Task inputs below:
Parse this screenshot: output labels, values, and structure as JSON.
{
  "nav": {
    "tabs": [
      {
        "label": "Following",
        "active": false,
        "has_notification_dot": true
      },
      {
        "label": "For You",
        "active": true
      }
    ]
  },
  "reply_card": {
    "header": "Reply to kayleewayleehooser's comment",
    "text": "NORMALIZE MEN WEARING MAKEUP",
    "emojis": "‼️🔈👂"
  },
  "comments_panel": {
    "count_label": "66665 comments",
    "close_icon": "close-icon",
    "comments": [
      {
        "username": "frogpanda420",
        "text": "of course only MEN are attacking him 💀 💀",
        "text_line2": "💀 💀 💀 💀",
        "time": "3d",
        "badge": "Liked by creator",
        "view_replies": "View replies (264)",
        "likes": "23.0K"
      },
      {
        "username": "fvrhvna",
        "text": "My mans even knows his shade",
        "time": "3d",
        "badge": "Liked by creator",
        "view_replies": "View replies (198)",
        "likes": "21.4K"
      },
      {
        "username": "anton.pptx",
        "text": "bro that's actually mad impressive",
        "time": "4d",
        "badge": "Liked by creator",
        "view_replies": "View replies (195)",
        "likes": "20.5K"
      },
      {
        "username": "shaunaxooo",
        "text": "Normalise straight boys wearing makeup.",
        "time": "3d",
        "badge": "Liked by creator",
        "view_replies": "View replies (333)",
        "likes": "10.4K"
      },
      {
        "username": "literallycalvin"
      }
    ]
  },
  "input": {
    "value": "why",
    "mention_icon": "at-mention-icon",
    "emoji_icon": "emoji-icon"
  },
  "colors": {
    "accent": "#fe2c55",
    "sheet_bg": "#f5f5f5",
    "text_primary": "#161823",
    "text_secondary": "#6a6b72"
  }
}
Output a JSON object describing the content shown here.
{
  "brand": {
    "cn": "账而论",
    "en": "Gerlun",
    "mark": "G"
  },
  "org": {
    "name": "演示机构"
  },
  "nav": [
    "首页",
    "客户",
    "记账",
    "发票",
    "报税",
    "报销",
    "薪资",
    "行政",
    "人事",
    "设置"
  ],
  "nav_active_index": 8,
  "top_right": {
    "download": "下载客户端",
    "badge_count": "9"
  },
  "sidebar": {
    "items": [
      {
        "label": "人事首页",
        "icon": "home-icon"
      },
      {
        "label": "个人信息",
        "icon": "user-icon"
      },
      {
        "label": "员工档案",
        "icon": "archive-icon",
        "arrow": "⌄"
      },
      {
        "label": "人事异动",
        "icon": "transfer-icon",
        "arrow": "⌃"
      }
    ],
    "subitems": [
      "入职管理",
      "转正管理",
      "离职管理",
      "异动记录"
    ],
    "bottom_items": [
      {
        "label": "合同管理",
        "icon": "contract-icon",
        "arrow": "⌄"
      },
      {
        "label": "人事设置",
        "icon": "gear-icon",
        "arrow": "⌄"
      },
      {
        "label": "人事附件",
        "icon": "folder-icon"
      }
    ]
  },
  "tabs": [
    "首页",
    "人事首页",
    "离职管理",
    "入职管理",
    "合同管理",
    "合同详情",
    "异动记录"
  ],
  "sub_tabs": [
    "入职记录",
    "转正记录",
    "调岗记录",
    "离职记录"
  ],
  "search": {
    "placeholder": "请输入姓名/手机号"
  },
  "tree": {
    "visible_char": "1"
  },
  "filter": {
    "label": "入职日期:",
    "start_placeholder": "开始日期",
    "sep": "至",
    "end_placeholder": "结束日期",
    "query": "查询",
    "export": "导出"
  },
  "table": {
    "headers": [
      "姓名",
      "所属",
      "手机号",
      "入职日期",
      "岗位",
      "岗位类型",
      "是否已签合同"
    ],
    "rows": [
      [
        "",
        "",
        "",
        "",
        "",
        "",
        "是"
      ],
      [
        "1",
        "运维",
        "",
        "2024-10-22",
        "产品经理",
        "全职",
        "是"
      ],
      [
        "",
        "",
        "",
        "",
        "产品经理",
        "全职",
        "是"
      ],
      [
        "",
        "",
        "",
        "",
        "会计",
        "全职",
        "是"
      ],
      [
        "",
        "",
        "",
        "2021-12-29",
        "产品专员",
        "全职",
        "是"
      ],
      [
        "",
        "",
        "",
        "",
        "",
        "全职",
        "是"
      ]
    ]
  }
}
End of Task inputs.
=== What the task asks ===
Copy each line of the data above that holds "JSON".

=== Solution to this problem ===
Parse this screenshot: output labels, values, and structure as JSON.
Output a JSON object describing the content shown here.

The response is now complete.